* _Problem to solve_
Before you return the lines below, strip out any images and keep every word as written.

Entries taken from a collection
=======
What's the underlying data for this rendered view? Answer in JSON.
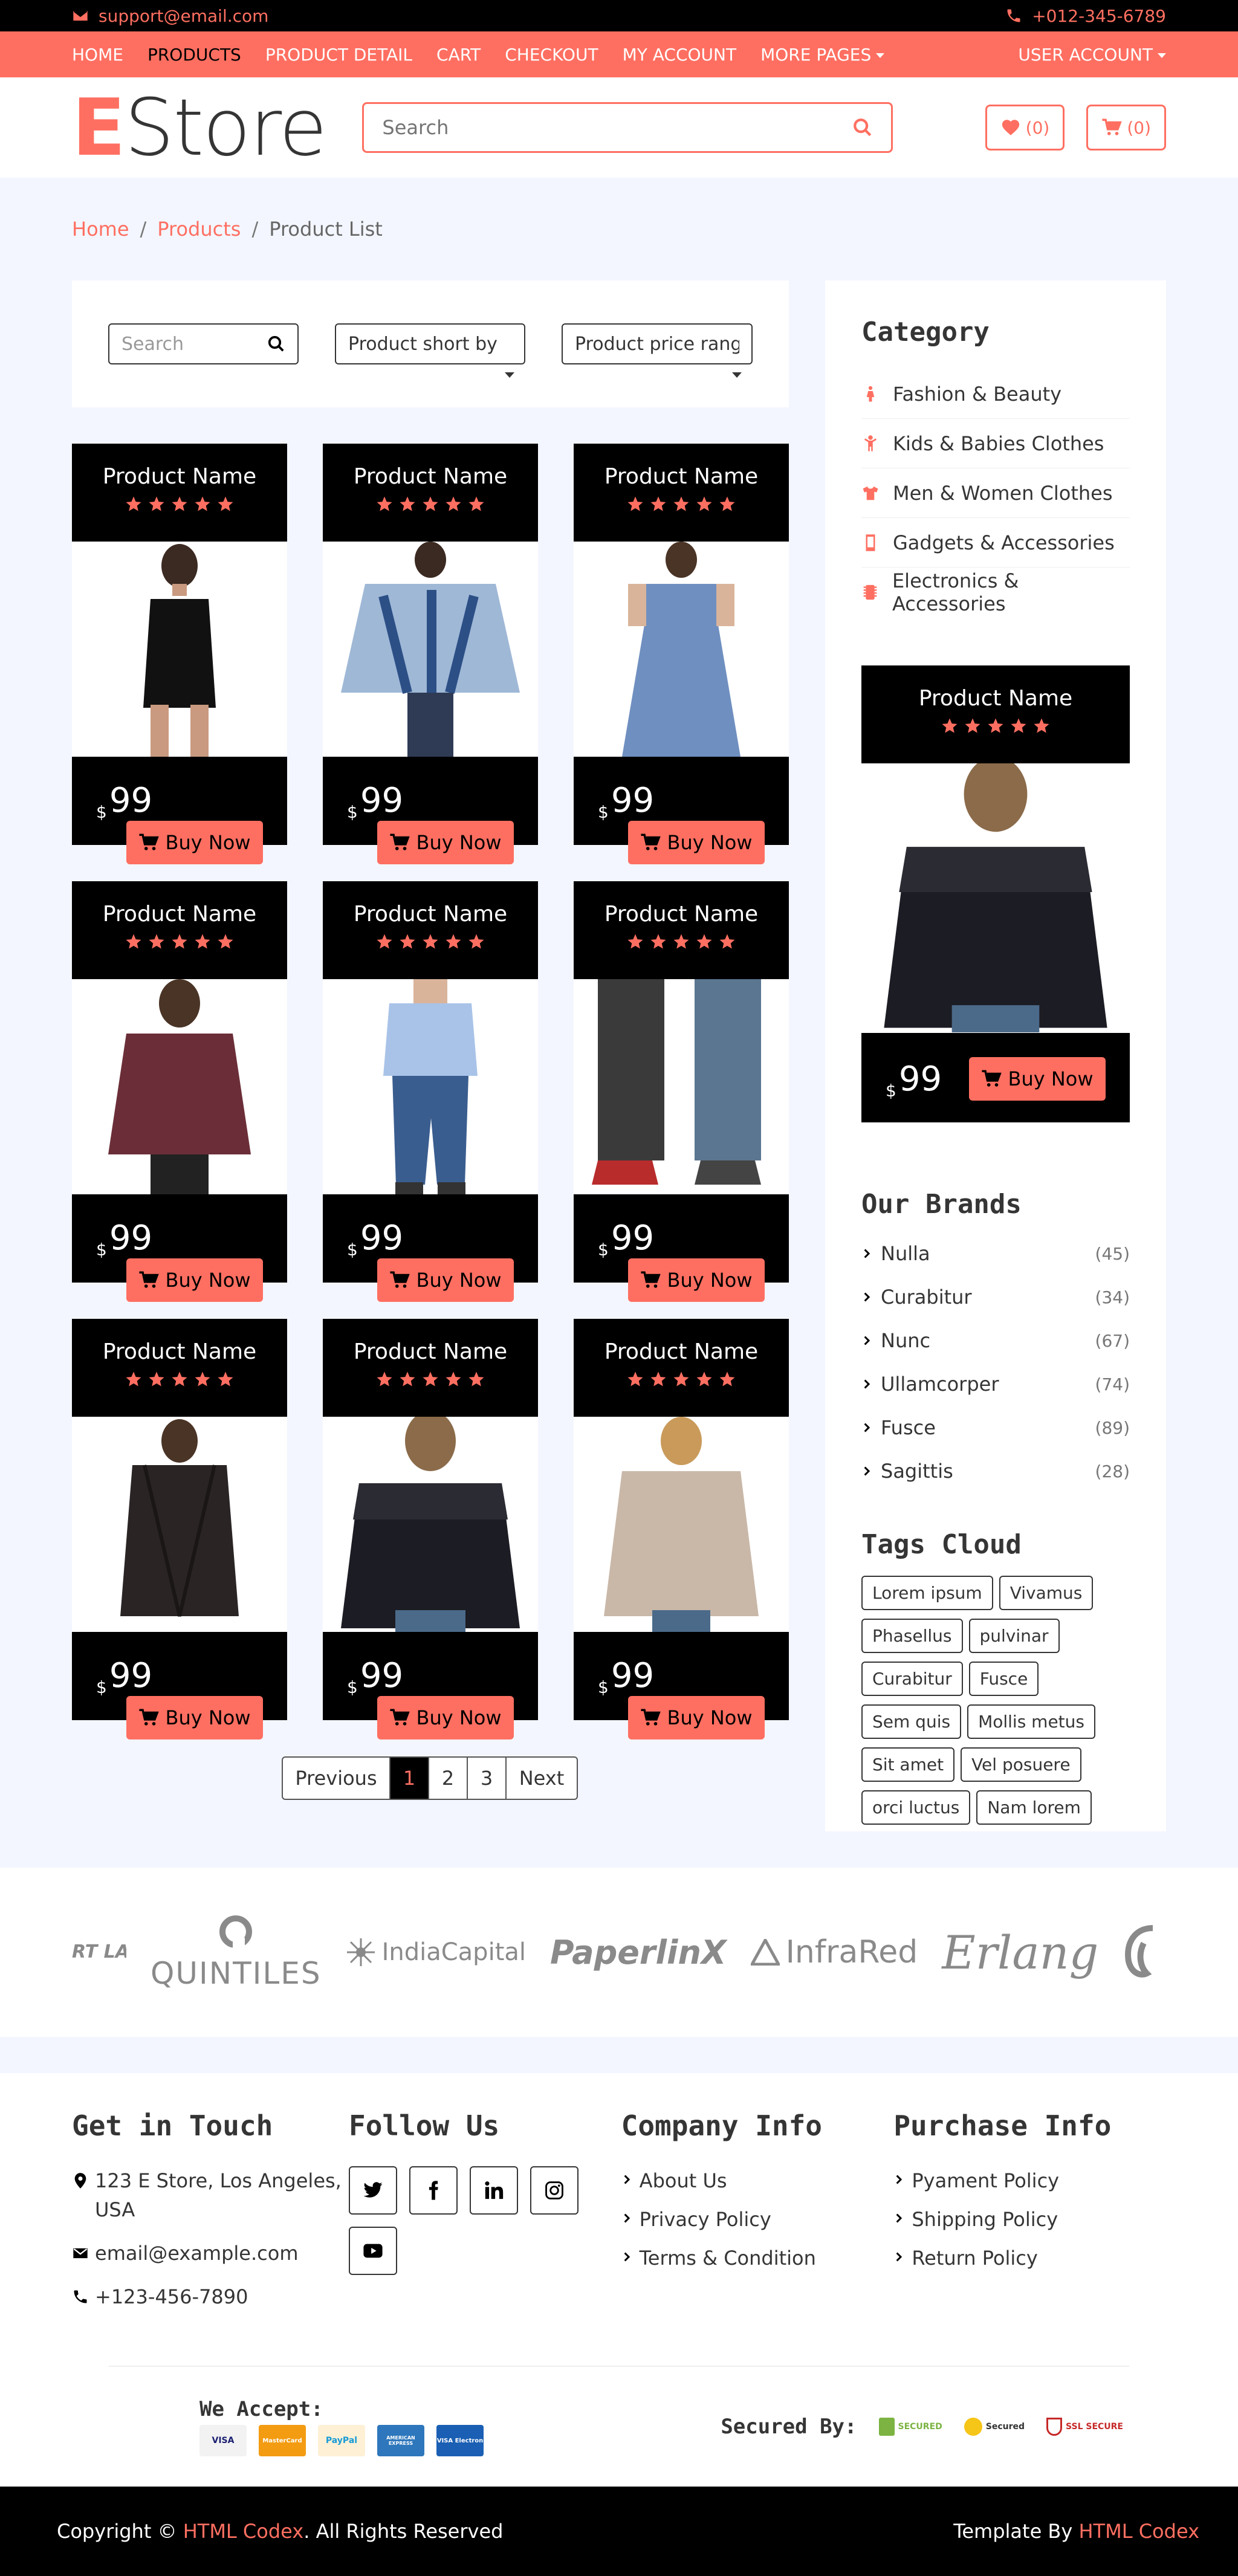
{
  "topbar": {
    "email": "support@email.com",
    "phone": "+012-345-6789"
  },
  "nav": {
    "items": [
      "HOME",
      "PRODUCTS",
      "PRODUCT DETAIL",
      "CART",
      "CHECKOUT",
      "MY ACCOUNT",
      "MORE PAGES"
    ],
    "user_account": "USER ACCOUNT"
  },
  "header": {
    "logo_first": "E",
    "logo_rest": "Store",
    "search_placeholder": "Search",
    "wishlist_count": "(0)",
    "cart_count": "(0)"
  },
  "breadcrumb": {
    "home": "Home",
    "products": "Products",
    "current": "Product List"
  },
  "filter": {
    "search_placeholder": "Search",
    "sort_label": "Product short by",
    "price_label": "Product price range"
  },
  "products": [
    {
      "name": "Product Name",
      "currency": "$",
      "price": "99",
      "buy": "Buy Now",
      "image": "woman-black-dress"
    },
    {
      "name": "Product Name",
      "currency": "$",
      "price": "99",
      "buy": "Buy Now",
      "image": "woman-tie-dye-top"
    },
    {
      "name": "Product Name",
      "currency": "$",
      "price": "99",
      "buy": "Buy Now",
      "image": "woman-blue-dress"
    },
    {
      "name": "Product Name",
      "currency": "$",
      "price": "99",
      "buy": "Buy Now",
      "image": "woman-maroon-top"
    },
    {
      "name": "Product Name",
      "currency": "$",
      "price": "99",
      "buy": "Buy Now",
      "image": "boy-denim"
    },
    {
      "name": "Product Name",
      "currency": "$",
      "price": "99",
      "buy": "Buy Now",
      "image": "couple-jeans"
    },
    {
      "name": "Product Name",
      "currency": "$",
      "price": "99",
      "buy": "Buy Now",
      "image": "woman-dark-cardigan"
    },
    {
      "name": "Product Name",
      "currency": "$",
      "price": "99",
      "buy": "Buy Now",
      "image": "woman-black-lace-blouse"
    },
    {
      "name": "Product Name",
      "currency": "$",
      "price": "99",
      "buy": "Buy Now",
      "image": "woman-beige-sweater"
    }
  ],
  "rating": 5,
  "pagination": {
    "previous": "Previous",
    "pages": [
      "1",
      "2",
      "3"
    ],
    "active": "1",
    "next": "Next"
  },
  "sidebar": {
    "category_title": "Category",
    "categories": [
      {
        "label": "Fashion & Beauty",
        "icon": "female-icon"
      },
      {
        "label": "Kids & Babies Clothes",
        "icon": "child-icon"
      },
      {
        "label": "Men & Women Clothes",
        "icon": "tshirt-icon"
      },
      {
        "label": "Gadgets & Accessories",
        "icon": "mobile-icon"
      },
      {
        "label": "Electronics & Accessories",
        "icon": "microchip-icon"
      }
    ],
    "featured": {
      "name": "Product Name",
      "currency": "$",
      "price": "99",
      "buy": "Buy Now",
      "image": "woman-black-lace-blouse"
    },
    "brands_title": "Our Brands",
    "brands": [
      {
        "name": "Nulla",
        "count": "(45)"
      },
      {
        "name": "Curabitur",
        "count": "(34)"
      },
      {
        "name": "Nunc",
        "count": "(67)"
      },
      {
        "name": "Ullamcorper",
        "count": "(74)"
      },
      {
        "name": "Fusce",
        "count": "(89)"
      },
      {
        "name": "Sagittis",
        "count": "(28)"
      }
    ],
    "tags_title": "Tags Cloud",
    "tags": [
      "Lorem ipsum",
      "Vivamus",
      "Phasellus",
      "pulvinar",
      "Curabitur",
      "Fusce",
      "Sem quis",
      "Mollis metus",
      "Sit amet",
      "Vel posuere",
      "orci luctus",
      "Nam lorem"
    ]
  },
  "brand_logos": [
    "RT LAND",
    "QUINTILES",
    "IndiaCapital",
    "PaperlinX",
    "InfraRed",
    "Erlang"
  ],
  "footer": {
    "touch_title": "Get in Touch",
    "address": "123 E Store, Los Angeles, USA",
    "email": "email@example.com",
    "phone": "+123-456-7890",
    "follow_title": "Follow Us",
    "socials": [
      "twitter-icon",
      "facebook-icon",
      "linkedin-icon",
      "instagram-icon",
      "youtube-icon"
    ],
    "company_title": "Company Info",
    "company_links": [
      "About Us",
      "Privacy Policy",
      "Terms & Condition"
    ],
    "purchase_title": "Purchase Info",
    "purchase_links": [
      "Pyament Policy",
      "Shipping Policy",
      "Return Policy"
    ],
    "accept_title": "We Accept:",
    "payment_cards": [
      "VISA",
      "MasterCard",
      "PayPal",
      "AMERICAN EXPRESS",
      "VISA Electron"
    ],
    "secured_title": "Secured By:",
    "secured_badges": [
      "SECURED",
      "Secured",
      "SSL SECURE"
    ]
  },
  "copyright": {
    "prefix": "Copyright ©",
    "brand": "HTML Codex",
    "suffix": ". All Rights Reserved",
    "template_prefix": "Template By",
    "template_brand": "HTML Codex"
  },
  "colors": {
    "accent": "#FF6F61",
    "dark": "#000000",
    "text": "#353535",
    "page_bg": "#f3f6ff"
  }
}
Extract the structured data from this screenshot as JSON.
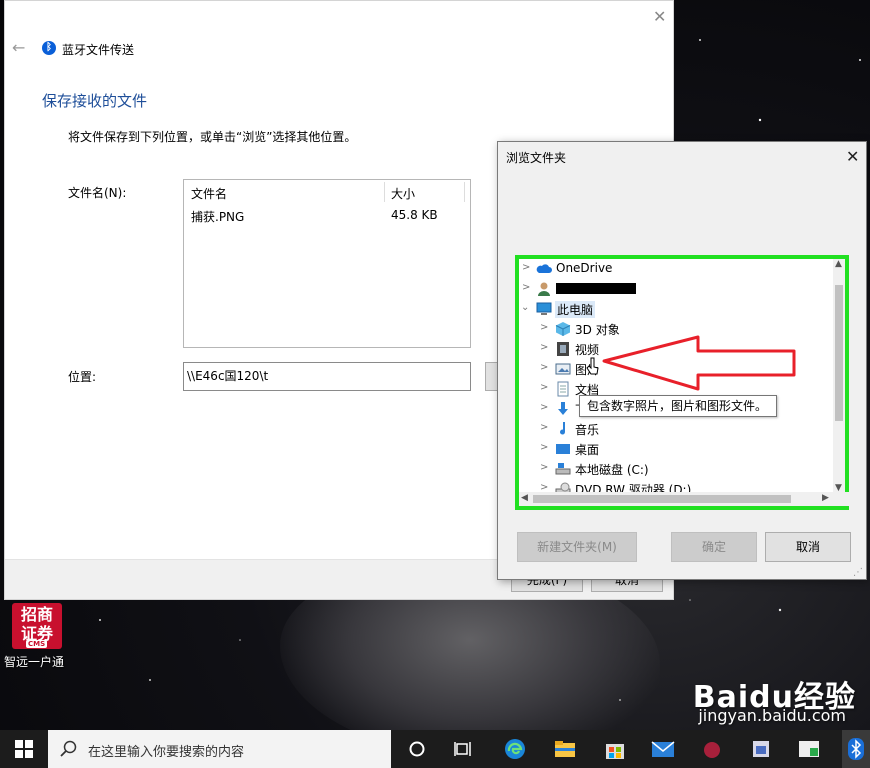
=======
* _Answer to this problem_
What's the underlying data for this rendered view? Answer in JSON.
{
  "topbar": {
    "email": "support@email.com",
    "phone": "+012-345-6789"
  },
  "nav": {
    "items": [
      "HOME",
      "PRODUCTS",
      "PRODUCT DETAIL",
      "CART",
      "CHECKOUT",
      "MY ACCOUNT",
      "MORE PAGES"
    ],
    "user_account": "USER ACCOUNT"
  },
  "header": {
    "logo_first": "E",
    "logo_rest": "Store",
    "search_placeholder": "Search",
    "wishlist_count": "(0)",
    "cart_count": "(0)"
  },
  "breadcrumb": {
    "home": "Home",
    "products": "Products",
    "current": "Product List"
  },
  "filter": {
    "search_placeholder": "Search",
    "sort_label": "Product short by",
    "price_label": "Product price range"
  },
  "products": [
    {
      "name": "Product Name",
      "currency": "$",
      "price": "99",
      "buy": "Buy Now",
      "image": "woman-black-dress"
    },
    {
      "name": "Product Name",
      "currency": "$",
      "price": "99",
      "buy": "Buy Now",
      "image": "woman-tie-dye-top"
    },
    {
      "name": "Product Name",
      "currency": "$",
      "price": "99",
      "buy": "Buy Now",
      "image": "woman-blue-dress"
    },
    {
      "name": "Product Name",
      "currency": "$",
      "price": "99",
      "buy": "Buy Now",
      "image": "woman-maroon-top"
    },
    {
      "name": "Product Name",
      "currency": "$",
      "price": "99",
      "buy": "Buy Now",
      "image": "boy-denim"
    },
    {
      "name": "Product Name",
      "currency": "$",
      "price": "99",
      "buy": "Buy Now",
      "image": "couple-jeans"
    },
    {
      "name": "Product Name",
      "currency": "$",
      "price": "99",
      "buy": "Buy Now",
      "image": "woman-dark-cardigan"
    },
    {
      "name": "Product Name",
      "currency": "$",
      "price": "99",
      "buy": "Buy Now",
      "image": "woman-black-lace-blouse"
    },
    {
      "name": "Product Name",
      "currency": "$",
      "price": "99",
      "buy": "Buy Now",
      "image": "woman-beige-sweater"
    }
  ],
  "rating": 5,
  "pagination": {
    "previous": "Previous",
    "pages": [
      "1",
      "2",
      "3"
    ],
    "active": "1",
    "next": "Next"
  },
  "sidebar": {
    "category_title": "Category",
    "categories": [
      {
        "label": "Fashion & Beauty",
        "icon": "female-icon"
      },
      {
        "label": "Kids & Babies Clothes",
        "icon": "child-icon"
      },
      {
        "label": "Men & Women Clothes",
        "icon": "tshirt-icon"
      },
      {
        "label": "Gadgets & Accessories",
        "icon": "mobile-icon"
      },
      {
        "label": "Electronics & Accessories",
        "icon": "microchip-icon"
      }
    ],
    "featured": {
      "name": "Product Name",
      "currency": "$",
      "price": "99",
      "buy": "Buy Now",
      "image": "woman-black-lace-blouse"
    },
    "brands_title": "Our Brands",
    "brands": [
      {
        "name": "Nulla",
        "count": "(45)"
      },
      {
        "name": "Curabitur",
        "count": "(34)"
      },
      {
        "name": "Nunc",
        "count": "(67)"
      },
      {
        "name": "Ullamcorper",
        "count": "(74)"
      },
      {
        "name": "Fusce",
        "count": "(89)"
      },
      {
        "name": "Sagittis",
        "count": "(28)"
      }
    ],
    "tags_title": "Tags Cloud",
    "tags": [
      "Lorem ipsum",
      "Vivamus",
      "Phasellus",
      "pulvinar",
      "Curabitur",
      "Fusce",
      "Sem quis",
      "Mollis metus",
      "Sit amet",
      "Vel posuere",
      "orci luctus",
      "Nam lorem"
    ]
  },
  "brand_logos": [
    "RT LAND",
    "QUINTILES",
    "IndiaCapital",
    "PaperlinX",
    "InfraRed",
    "Erlang"
  ],
  "footer": {
    "touch_title": "Get in Touch",
    "address": "123 E Store, Los Angeles, USA",
    "email": "email@example.com",
    "phone": "+123-456-7890",
    "follow_title": "Follow Us",
    "socials": [
      "twitter-icon",
      "facebook-icon",
      "linkedin-icon",
      "instagram-icon",
      "youtube-icon"
    ],
    "company_title": "Company Info",
    "company_links": [
      "About Us",
      "Privacy Policy",
      "Terms & Condition"
    ],
    "purchase_title": "Purchase Info",
    "purchase_links": [
      "Pyament Policy",
      "Shipping Policy",
      "Return Policy"
    ],
    "accept_title": "We Accept:",
    "payment_cards": [
      "VISA",
      "MasterCard",
      "PayPal",
      "AMERICAN EXPRESS",
      "VISA Electron"
    ],
    "secured_title": "Secured By:",
    "secured_badges": [
      "SECURED",
      "Secured",
      "SSL SECURE"
    ]
  },
  "copyright": {
    "prefix": "Copyright ©",
    "brand": "HTML Codex",
    "suffix": ". All Rights Reserved",
    "template_prefix": "Template By",
    "template_brand": "HTML Codex"
  },
  "colors": {
    "accent": "#FF6F61",
    "dark": "#000000",
    "text": "#353535",
    "page_bg": "#f3f6ff"
  }
}
Extract the structured data from this screenshot as JSON.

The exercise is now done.